**Input data**
= = = = =

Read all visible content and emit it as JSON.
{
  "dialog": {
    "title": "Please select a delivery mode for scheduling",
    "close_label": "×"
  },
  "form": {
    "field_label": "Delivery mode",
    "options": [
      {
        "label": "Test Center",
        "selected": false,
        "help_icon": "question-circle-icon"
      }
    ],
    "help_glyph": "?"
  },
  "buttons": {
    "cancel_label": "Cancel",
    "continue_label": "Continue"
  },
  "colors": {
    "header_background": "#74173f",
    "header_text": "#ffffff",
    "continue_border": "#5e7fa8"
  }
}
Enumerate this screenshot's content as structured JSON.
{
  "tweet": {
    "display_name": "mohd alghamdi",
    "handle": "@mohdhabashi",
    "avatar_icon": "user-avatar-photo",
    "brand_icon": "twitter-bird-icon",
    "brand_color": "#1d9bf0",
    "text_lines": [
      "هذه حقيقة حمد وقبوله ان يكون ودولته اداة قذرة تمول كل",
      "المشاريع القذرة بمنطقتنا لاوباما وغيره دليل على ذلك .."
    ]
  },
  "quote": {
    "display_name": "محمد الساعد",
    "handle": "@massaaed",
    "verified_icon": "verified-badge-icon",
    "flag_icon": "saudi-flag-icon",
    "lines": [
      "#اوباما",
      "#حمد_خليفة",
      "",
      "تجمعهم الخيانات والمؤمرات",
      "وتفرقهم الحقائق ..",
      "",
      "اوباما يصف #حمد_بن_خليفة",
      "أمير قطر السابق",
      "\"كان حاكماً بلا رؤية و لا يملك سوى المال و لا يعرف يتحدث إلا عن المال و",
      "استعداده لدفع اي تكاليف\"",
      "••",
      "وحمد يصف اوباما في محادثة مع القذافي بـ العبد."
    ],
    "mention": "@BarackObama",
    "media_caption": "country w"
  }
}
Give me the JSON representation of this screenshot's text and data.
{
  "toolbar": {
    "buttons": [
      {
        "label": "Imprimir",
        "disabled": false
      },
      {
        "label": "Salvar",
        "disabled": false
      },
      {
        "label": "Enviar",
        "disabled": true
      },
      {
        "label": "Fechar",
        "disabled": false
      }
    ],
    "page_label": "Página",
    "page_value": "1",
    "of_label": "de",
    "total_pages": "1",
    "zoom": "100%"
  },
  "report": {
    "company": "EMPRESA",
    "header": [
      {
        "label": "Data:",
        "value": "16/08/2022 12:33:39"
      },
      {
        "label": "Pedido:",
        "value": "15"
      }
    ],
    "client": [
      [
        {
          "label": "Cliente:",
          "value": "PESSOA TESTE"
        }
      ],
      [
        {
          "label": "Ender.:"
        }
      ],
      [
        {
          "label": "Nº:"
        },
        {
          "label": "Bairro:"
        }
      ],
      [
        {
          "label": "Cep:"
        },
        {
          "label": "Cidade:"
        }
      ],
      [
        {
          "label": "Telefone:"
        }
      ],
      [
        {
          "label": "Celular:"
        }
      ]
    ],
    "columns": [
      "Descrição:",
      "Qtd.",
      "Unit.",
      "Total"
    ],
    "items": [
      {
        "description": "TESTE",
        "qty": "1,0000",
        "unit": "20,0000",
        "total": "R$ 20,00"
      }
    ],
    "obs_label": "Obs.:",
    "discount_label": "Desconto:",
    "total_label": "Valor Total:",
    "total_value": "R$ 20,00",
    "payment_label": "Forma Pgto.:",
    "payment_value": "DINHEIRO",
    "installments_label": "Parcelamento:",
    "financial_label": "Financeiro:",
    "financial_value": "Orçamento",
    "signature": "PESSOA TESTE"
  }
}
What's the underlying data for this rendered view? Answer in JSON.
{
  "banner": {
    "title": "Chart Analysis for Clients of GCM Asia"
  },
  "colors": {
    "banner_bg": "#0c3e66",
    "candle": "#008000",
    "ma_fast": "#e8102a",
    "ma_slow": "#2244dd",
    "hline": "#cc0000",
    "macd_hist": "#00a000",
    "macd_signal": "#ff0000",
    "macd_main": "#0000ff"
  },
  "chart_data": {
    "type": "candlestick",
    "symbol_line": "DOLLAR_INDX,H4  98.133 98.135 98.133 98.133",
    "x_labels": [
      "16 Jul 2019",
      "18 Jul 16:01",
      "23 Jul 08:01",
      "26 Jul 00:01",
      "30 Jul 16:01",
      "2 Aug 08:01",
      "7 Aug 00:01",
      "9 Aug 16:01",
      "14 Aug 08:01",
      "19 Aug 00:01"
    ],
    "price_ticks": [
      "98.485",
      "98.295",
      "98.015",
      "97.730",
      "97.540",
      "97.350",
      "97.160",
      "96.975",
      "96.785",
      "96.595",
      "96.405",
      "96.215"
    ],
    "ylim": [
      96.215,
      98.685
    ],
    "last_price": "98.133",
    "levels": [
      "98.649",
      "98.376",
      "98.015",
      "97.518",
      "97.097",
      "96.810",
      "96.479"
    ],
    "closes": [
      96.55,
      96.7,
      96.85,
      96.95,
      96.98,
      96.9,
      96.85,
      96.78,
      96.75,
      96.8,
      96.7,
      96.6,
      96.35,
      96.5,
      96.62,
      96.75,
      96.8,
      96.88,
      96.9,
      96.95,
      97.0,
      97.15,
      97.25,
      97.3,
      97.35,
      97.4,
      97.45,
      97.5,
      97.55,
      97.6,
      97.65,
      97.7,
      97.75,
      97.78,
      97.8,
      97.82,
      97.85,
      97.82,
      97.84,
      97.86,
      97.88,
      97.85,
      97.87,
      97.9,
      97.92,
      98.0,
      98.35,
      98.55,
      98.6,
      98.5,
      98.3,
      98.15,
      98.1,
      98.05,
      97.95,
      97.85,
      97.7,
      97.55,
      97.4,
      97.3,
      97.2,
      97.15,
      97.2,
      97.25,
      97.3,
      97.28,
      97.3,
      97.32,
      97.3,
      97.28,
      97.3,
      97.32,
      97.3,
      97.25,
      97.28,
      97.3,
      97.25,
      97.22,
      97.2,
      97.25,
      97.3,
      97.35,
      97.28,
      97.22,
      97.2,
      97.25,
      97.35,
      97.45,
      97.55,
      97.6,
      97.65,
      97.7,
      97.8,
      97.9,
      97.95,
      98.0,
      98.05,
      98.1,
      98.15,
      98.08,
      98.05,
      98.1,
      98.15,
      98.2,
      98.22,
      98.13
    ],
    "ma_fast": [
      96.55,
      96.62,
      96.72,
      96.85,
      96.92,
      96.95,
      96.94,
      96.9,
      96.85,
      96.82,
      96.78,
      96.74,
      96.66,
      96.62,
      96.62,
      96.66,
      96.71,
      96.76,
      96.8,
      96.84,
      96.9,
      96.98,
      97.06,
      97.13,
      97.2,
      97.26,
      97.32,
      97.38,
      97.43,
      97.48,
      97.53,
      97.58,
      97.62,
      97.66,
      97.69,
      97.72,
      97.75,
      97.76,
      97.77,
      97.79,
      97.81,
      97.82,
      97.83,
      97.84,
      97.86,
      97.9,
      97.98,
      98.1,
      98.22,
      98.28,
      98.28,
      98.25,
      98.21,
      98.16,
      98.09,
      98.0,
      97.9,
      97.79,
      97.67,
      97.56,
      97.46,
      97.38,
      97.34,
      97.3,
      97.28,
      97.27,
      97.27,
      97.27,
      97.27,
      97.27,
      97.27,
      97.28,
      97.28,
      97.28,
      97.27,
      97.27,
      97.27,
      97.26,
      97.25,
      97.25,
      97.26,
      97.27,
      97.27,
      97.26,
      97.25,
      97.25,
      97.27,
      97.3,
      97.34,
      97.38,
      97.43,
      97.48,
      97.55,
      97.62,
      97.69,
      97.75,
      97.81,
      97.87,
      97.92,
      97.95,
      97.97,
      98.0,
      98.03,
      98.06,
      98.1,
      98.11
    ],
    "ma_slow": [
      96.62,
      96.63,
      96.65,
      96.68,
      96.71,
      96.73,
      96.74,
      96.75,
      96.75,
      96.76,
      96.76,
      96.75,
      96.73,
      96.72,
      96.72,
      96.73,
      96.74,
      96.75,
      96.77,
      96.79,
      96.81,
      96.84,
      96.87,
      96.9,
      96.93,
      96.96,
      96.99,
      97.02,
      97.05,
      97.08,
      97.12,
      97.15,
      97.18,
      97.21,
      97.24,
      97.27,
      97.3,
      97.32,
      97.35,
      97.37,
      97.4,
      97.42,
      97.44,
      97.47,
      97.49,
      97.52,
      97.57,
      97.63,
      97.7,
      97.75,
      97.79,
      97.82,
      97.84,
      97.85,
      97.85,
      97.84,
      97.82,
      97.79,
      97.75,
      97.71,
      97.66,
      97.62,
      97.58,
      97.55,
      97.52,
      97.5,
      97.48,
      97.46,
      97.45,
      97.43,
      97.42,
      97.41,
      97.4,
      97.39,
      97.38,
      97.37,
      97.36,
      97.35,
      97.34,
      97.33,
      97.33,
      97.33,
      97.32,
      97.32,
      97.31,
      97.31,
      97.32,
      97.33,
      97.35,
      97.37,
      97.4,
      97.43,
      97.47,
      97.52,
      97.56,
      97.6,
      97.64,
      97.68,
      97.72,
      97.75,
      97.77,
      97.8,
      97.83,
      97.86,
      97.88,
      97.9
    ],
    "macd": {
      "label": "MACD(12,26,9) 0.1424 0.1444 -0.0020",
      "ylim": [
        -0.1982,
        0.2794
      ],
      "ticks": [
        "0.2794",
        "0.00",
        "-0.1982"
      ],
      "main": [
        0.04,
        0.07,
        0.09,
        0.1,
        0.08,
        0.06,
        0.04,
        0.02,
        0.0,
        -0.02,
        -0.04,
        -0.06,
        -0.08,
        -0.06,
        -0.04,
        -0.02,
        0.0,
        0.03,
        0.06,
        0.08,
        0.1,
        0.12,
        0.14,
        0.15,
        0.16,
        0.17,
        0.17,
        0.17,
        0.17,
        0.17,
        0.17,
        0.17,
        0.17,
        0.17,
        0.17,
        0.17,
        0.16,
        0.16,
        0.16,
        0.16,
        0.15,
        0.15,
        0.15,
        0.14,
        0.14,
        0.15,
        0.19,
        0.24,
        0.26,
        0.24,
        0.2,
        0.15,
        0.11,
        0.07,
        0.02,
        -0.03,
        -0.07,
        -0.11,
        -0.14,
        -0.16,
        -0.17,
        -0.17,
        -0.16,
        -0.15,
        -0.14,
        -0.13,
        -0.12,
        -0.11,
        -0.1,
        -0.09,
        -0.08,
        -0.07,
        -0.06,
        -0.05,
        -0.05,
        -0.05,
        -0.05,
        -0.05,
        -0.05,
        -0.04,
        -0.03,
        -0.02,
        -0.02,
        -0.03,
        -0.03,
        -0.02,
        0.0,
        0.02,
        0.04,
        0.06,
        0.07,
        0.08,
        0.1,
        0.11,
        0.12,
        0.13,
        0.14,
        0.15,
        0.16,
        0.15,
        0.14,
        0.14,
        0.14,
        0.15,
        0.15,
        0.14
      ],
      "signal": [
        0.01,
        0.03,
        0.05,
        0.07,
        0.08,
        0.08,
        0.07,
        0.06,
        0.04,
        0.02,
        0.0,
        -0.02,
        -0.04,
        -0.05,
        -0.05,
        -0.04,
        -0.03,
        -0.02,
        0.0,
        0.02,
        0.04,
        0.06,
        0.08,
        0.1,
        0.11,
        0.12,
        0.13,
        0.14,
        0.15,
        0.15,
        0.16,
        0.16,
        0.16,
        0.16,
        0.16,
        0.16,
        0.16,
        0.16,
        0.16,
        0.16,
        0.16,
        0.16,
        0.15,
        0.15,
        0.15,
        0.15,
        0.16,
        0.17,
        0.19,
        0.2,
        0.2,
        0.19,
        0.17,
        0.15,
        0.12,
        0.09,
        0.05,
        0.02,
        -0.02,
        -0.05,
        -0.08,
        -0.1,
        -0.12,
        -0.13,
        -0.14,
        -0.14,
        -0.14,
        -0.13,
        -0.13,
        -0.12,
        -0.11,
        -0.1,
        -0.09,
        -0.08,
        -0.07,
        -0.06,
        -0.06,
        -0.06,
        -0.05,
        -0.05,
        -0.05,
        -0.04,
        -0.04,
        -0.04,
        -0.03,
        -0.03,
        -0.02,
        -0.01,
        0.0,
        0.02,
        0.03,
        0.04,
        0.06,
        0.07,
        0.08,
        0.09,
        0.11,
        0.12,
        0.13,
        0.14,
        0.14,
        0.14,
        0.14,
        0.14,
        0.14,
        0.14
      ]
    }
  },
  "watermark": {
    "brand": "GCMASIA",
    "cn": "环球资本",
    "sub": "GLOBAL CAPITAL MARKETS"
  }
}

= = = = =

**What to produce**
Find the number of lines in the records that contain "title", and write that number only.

**Solution to the exercise**
2